Task statement: The answer must be one number: how many lines in the records below contain the string "Вячеславович".

Provided material:
━━━━━━
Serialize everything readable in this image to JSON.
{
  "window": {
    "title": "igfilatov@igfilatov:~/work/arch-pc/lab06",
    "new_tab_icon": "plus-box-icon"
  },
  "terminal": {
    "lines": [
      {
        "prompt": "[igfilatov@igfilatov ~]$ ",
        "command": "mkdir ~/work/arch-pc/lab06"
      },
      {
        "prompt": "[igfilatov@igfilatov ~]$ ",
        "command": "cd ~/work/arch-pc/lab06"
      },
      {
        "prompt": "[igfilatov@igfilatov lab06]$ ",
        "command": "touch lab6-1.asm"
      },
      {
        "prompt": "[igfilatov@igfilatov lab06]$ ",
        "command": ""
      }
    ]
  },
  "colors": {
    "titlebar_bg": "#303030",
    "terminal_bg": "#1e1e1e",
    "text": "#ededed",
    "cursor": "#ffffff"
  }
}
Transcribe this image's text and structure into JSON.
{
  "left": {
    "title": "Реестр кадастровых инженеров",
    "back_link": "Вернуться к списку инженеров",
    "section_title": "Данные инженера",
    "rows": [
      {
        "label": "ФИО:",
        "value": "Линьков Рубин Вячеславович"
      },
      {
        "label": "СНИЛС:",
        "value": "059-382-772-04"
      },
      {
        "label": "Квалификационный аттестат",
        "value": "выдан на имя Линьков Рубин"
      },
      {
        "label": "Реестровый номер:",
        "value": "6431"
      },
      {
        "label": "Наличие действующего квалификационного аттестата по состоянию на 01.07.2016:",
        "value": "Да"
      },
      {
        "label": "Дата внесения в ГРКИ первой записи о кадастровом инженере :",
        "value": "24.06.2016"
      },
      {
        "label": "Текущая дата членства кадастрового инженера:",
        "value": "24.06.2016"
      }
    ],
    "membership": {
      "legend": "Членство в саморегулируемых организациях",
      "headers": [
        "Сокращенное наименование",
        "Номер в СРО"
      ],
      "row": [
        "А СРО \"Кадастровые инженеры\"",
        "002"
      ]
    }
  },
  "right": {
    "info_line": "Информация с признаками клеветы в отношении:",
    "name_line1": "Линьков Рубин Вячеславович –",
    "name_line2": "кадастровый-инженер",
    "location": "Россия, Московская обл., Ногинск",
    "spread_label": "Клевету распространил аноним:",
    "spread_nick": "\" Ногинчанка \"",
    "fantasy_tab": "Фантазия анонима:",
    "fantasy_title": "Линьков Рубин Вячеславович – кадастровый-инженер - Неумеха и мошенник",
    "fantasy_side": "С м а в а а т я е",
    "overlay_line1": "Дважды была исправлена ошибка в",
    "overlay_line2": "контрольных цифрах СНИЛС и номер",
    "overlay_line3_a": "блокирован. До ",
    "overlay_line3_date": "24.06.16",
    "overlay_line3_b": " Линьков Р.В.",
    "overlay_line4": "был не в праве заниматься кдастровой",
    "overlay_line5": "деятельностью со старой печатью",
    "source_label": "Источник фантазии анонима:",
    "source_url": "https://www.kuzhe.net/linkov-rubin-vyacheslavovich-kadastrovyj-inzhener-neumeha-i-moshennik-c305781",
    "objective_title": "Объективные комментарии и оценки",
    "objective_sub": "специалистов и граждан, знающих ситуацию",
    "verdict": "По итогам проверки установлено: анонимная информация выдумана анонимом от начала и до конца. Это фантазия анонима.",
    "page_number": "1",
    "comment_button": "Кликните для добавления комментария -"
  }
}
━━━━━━
Answer for the task: 3